**Provided records:**
══════════════════════════════
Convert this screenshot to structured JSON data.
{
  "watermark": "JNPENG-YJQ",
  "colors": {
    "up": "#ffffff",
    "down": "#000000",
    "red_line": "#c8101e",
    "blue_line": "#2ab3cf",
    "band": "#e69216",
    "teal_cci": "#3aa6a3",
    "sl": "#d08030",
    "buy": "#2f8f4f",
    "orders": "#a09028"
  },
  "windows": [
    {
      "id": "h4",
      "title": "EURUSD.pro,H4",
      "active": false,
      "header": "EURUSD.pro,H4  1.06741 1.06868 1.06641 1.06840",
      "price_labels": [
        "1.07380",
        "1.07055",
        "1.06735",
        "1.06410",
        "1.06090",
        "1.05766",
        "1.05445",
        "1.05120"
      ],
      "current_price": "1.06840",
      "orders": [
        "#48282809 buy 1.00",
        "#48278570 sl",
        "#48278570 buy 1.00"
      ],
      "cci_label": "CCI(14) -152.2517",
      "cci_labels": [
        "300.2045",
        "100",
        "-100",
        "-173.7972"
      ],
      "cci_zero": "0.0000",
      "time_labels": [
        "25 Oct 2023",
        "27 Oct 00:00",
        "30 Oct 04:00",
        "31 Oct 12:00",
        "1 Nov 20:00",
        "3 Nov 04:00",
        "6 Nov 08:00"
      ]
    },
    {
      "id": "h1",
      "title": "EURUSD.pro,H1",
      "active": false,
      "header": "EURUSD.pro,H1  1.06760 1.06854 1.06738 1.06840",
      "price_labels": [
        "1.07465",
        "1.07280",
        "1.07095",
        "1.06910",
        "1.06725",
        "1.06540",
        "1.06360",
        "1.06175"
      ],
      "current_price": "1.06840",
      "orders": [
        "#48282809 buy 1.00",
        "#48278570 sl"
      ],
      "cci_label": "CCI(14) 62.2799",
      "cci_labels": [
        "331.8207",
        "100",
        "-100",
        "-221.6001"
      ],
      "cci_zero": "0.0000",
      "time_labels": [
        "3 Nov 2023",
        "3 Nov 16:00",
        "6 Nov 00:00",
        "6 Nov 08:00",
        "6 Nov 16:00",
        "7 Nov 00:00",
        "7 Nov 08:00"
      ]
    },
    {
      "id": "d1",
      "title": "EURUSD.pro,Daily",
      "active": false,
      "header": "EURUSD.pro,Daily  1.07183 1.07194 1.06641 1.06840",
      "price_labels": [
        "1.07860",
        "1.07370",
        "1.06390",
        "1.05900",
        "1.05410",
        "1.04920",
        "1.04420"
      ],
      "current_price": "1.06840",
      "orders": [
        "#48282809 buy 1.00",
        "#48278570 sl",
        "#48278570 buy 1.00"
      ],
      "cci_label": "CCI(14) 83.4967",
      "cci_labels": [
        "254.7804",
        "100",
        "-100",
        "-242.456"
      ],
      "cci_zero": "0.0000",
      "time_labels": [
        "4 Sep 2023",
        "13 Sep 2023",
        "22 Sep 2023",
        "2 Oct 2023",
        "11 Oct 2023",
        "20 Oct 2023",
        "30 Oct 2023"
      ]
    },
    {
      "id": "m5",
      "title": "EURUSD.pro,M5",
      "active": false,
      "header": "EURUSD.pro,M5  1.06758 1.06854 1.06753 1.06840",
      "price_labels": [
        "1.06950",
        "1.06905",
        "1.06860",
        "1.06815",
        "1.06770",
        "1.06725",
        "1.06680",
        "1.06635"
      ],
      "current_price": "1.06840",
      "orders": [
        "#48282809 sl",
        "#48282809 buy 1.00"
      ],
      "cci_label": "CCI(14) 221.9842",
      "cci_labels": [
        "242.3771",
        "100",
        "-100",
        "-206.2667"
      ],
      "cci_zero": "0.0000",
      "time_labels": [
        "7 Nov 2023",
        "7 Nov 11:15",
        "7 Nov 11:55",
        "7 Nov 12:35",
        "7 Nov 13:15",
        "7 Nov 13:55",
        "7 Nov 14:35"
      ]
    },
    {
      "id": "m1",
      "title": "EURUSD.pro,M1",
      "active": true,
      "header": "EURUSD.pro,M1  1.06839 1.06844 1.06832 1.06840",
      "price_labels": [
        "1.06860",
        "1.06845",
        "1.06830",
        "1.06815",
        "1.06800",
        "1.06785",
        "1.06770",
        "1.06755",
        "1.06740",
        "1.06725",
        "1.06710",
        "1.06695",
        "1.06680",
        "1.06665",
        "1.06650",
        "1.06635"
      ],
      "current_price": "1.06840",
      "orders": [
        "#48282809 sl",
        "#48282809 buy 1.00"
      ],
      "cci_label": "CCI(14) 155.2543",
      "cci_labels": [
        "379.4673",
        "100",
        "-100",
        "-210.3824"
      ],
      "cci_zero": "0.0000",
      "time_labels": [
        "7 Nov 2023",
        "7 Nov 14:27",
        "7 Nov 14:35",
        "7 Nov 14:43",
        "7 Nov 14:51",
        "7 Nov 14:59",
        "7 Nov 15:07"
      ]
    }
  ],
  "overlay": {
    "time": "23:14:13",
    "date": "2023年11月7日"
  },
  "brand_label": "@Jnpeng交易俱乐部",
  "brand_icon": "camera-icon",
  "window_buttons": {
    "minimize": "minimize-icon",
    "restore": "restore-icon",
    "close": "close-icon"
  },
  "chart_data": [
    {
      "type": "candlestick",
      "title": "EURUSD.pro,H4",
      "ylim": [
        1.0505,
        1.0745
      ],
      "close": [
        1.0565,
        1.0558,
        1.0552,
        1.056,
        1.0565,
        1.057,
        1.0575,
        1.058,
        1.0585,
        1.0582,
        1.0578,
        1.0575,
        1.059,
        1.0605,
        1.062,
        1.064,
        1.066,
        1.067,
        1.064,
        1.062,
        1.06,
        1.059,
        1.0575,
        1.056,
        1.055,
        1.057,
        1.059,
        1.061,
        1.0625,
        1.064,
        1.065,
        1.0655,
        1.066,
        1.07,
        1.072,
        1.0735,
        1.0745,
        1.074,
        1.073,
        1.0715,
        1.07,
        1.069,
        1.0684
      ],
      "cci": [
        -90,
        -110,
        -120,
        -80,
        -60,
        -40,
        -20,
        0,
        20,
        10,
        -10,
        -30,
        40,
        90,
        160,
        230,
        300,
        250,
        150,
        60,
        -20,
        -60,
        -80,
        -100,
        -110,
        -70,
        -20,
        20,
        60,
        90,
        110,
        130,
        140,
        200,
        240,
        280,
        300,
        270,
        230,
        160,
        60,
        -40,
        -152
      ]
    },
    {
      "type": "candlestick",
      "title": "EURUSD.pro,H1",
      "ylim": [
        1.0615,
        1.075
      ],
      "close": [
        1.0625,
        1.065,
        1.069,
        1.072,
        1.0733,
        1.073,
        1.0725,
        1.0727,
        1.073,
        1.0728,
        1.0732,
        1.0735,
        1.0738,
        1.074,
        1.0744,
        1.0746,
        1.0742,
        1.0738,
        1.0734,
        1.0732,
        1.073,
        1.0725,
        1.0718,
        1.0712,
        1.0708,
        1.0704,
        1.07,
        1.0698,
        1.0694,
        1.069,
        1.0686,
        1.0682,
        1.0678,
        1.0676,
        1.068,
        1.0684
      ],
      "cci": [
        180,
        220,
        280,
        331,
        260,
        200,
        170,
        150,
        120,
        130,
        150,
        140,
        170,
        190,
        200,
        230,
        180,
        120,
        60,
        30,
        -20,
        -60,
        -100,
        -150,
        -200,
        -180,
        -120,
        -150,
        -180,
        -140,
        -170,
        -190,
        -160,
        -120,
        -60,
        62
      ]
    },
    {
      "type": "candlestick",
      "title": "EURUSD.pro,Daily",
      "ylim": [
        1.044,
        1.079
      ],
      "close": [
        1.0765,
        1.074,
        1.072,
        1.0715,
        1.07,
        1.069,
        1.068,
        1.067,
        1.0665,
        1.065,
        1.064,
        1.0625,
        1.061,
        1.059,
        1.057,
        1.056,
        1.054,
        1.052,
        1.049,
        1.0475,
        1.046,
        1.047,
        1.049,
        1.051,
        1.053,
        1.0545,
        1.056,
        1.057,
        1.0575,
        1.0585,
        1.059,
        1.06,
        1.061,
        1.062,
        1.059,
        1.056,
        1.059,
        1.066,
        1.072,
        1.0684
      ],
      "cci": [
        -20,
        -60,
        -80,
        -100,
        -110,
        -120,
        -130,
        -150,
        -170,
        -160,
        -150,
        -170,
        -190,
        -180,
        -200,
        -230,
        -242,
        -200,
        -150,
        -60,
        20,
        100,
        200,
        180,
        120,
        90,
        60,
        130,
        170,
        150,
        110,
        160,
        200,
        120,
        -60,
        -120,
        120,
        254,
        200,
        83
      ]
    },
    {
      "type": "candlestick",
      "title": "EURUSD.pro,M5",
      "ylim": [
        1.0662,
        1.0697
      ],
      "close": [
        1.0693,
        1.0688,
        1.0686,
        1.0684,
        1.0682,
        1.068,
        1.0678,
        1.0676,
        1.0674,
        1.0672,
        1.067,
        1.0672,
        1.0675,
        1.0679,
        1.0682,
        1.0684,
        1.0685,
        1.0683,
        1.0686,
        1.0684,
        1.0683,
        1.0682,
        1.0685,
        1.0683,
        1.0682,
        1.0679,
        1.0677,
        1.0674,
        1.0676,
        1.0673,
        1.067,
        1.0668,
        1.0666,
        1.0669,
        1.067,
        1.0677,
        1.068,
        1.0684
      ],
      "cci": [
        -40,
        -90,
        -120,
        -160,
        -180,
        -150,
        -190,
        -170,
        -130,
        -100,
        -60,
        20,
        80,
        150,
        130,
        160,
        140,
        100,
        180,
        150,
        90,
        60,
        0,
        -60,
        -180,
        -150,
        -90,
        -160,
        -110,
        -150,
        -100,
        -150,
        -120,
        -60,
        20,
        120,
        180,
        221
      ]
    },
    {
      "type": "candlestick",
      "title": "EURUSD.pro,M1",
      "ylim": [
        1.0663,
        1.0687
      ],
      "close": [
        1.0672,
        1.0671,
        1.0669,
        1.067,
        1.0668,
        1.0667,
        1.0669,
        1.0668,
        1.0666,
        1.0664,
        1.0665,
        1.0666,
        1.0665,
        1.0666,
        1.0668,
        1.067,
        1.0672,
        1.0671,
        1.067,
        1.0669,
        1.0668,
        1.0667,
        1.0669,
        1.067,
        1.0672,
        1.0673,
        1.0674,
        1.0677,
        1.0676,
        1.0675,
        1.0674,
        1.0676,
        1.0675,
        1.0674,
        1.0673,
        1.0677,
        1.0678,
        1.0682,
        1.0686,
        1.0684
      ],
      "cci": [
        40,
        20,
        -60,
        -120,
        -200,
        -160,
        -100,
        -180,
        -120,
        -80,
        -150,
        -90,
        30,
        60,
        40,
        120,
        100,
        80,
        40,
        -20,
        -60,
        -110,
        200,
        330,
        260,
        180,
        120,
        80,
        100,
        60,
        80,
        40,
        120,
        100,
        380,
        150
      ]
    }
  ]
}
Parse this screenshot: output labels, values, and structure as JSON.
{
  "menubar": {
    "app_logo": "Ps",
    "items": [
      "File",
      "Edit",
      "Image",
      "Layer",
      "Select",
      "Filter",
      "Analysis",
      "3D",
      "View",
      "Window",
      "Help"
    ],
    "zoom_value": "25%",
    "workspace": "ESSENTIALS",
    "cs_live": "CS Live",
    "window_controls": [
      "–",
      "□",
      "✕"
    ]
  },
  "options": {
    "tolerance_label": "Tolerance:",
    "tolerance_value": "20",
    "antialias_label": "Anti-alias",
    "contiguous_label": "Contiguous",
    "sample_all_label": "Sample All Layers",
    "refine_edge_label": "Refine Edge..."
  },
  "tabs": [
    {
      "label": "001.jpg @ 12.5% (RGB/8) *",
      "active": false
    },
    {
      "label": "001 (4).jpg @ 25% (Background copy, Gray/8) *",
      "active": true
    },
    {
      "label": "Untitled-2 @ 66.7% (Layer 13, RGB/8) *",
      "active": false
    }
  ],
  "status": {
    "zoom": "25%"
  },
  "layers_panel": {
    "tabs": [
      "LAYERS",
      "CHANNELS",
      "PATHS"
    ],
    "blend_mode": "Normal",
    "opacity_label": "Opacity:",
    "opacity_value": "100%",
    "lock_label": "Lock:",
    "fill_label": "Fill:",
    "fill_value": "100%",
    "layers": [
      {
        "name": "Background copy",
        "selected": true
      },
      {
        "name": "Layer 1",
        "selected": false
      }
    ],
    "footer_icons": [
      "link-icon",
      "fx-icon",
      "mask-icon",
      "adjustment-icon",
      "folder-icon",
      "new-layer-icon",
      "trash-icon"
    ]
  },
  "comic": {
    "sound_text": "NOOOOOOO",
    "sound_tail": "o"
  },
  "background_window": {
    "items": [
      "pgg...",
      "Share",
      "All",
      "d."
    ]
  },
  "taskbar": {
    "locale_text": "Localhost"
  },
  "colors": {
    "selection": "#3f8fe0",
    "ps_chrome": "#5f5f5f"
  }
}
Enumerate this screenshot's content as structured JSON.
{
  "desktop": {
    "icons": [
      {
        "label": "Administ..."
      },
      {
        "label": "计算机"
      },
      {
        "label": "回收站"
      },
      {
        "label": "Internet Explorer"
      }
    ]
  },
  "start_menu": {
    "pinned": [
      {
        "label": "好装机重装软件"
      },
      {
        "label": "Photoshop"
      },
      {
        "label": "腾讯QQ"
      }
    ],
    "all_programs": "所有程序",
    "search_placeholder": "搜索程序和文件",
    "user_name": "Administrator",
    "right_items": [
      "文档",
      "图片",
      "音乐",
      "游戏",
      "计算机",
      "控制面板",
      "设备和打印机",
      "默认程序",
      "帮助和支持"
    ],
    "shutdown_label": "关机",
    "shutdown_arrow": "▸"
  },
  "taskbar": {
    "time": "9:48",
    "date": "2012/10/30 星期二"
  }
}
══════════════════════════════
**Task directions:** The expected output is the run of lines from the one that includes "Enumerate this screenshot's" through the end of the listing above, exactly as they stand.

**Solution for this task:**
Enumerate this screenshot's content as structured JSON.
{
  "desktop": {
    "icons": [
      {
        "label": "Administ..."
      },
      {
        "label": "计算机"
      },
      {
        "label": "回收站"
      },
      {
        "label": "Internet Explorer"
      }
    ]
  },
  "start_menu": {
    "pinned": [
      {
        "label": "好装机重装软件"
      },
      {
        "label": "Photoshop"
      },
      {
        "label": "腾讯QQ"
      }
    ],
    "all_programs": "所有程序",
    "search_placeholder": "搜索程序和文件",
    "user_name": "Administrator",
    "right_items": [
      "文档",
      "图片",
      "音乐",
      "游戏",
      "计算机",
      "控制面板",
      "设备和打印机",
      "默认程序",
      "帮助和支持"
    ],
    "shutdown_label": "关机",
    "shutdown_arrow": "▸"
  },
  "taskbar": {
    "time": "9:48",
    "date": "2012/10/30 星期二"
  }
}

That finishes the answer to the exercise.